EDMOND L. LINDSEY APPELLANT
FORD MOTOR COMPANY AND COUNTRY FORD APPELLEES
OF JUDGMENT: 05/23/2017
FROM WHICH APPEALED: DESOTO COUNTY CIRCUIT COURT TRIAL JUDGE:
HON. CELESTE EMBREY WILSON
ATTORNEY FOR APPELLANT: EDMOND L. LINDSEY (PRO SE)
ATTORNEYS FOR APPELLEES: D. STERLING KIDD WILLIAM ALBERT
BROWN WILLIAM TYLER SCOTT
GRIFFIS, P.J., BARNES AND WILSON, JJ.
Edmond Lindsey sued Ford Motor Company and Country Ford,
alleging that he was sold a defective vehicle and was
entitled to a full refund of the purchase price. Lindsey
failed to provide support for his claim, and the circuit
court granted summary judgment to the defendants. Finding
summary judgment was appropriately granted, we affirm.
According to Lindsey's pro se complaint filed on August
13, 2012, in the DeSoto County Circuit Court, he went to
Country Ford in Southaven, Mississippi, on April 4, 2012, to
purchase a red 2012 Ford Focus hatchback. Country Ford did
not have one in stock; so the salesperson offered to order
one. The salesperson then offered to let Lindsey test drive a
similar model, a white 2012 Ford Focus, that he found
"in the shop." After the test drive, Lindsey's
wife expressed interest in the white Ford Focus and asked,
"[W]hat's wrong with this car?" Lindsey asserts
that the salesperson did not respond to her question but
offered them the vehicle for $1, 000 less than the red Focus,
and Lindsey purchased it.
Lindsey alleged that he returned to Country Ford
approximately two weeks later on April 19, 2012, and
complained to a service technician that the vehicle was
"jerking, coasting, stalling, rolling backwards after
stopping and taking off again" and that
"[a]pplication of the brakes periodically influence[d]
the direction of the car." According to Lindsey, the
technician responded, "[T]here is nothing wrong with the
car[;] they all do that." Lindsey claimed that a sales
manager stated he was going to drive the car, but he declined
to do so after speaking with the service technician. The
sales manager, Terry Pierce, disputed this claim, stating
through an affidavit that Lindsey refused to accompany him on
the test drive and left the dealership. Lindsey stated that
before leaving the dealership, he asked for his money back,
but the sales manager refused. Lindsey alleged that he later
discovered that the vehicle, which had been represented as
new, had been previously titled in Mississippi. In his
complaint, Lindsey alleged breach of warranty, and he sought
a full refund of the vehicle's purchase price plus
damages and court costs.
Discovery proceeded, and various motions were filed
intermittently during the next four years.
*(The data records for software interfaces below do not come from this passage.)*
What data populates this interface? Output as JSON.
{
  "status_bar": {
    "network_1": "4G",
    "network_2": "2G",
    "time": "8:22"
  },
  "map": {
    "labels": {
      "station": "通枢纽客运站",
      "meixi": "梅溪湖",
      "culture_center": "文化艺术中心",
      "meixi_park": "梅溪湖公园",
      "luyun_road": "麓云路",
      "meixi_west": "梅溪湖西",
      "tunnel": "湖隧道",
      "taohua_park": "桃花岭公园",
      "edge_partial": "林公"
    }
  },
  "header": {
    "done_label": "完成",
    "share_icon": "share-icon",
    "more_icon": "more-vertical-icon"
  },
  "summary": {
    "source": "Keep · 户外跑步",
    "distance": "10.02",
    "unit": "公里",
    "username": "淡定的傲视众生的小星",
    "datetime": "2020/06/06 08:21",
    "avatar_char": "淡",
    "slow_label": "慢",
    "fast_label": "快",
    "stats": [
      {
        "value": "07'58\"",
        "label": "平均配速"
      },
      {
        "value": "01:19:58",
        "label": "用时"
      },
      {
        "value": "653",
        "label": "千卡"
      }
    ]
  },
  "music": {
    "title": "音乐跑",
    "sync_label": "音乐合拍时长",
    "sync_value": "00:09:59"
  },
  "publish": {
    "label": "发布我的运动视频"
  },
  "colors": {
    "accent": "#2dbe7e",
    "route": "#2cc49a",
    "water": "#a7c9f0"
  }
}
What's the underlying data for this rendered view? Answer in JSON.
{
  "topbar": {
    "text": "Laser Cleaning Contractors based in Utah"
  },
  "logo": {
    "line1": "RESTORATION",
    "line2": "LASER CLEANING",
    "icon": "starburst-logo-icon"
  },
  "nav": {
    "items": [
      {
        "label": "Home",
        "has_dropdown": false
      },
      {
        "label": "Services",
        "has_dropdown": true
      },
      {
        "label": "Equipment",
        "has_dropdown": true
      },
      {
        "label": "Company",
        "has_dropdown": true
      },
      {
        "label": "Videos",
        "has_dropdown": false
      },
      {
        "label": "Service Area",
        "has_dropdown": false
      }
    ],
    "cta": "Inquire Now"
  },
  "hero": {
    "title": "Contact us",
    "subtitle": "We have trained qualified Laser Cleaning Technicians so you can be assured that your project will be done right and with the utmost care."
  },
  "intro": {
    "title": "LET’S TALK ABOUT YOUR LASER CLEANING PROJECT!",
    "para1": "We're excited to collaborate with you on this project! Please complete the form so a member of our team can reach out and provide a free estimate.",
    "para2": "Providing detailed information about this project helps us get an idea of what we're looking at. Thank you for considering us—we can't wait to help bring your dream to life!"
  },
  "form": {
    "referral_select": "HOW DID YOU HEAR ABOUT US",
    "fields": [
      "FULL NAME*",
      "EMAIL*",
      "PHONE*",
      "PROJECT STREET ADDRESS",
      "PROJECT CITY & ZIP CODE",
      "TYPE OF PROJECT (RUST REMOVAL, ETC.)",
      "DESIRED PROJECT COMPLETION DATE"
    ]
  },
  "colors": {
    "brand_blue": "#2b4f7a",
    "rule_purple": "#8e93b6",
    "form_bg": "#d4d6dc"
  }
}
At one point, in
May 2016, the circuit clerk moved for dismissal of the case
for failure to prosecute. On December 29, 2016, Ford Motor
Company moved for summary judgment. After a hearing, its
motion was granted. On April 27, 2017, Country Ford moved for
summary judgment. The next day, Lindsey moved to amend his
complaint to add additional claims against Country Ford. He
also filed motions to compel additional discovery and for the
recusal of the circuit court judge. All of Lindsey's
motions were denied. After a hearing, the circuit court
granted Country Ford's motion for summary judgment.
Lindsey's motion for reconsideration of the orders
granting summary judgment was denied. Lindsey appeals.
Summary judgment is proper when, viewing the evidence in the
light most favorable to the nonmoving party, "the
pleadings, depositions, answers to interrogatories and
admissions on file, together with the affidavits, if any,
show that there is no genuine issue as to any material fact
and that the moving party is entitled to a judgment as a
matter of law." M.R.C.P. 56(c); Karpinsky v. Am.
Nat'l Ins. Co., 109 So.3d 84, 88 (¶9) (Miss.
2013). To rebut a motion for summary judgment, the nonmovant
may not "rest upon the mere allegations or denials of
his pleadings . . . ." M.R.C.P. 56(e). Rather, the
nonmovant must respond "by affidavit or as otherwise
provided in [Rule 56]," and he "must set forth
specific facts showing that there is a genuine issue for
trial." Karpinsky, 109 So.3d at 88 (¶10).
We review the grant of summary judgment de novo. Id.
Rulings on motions for leave to amend a complaint and
discovery-related motions are reviewed for abuse of
discretion. Elliott v. AmeriGas Propane L.P., 249
So.3d 389, 398 (¶38) (Miss. 2018).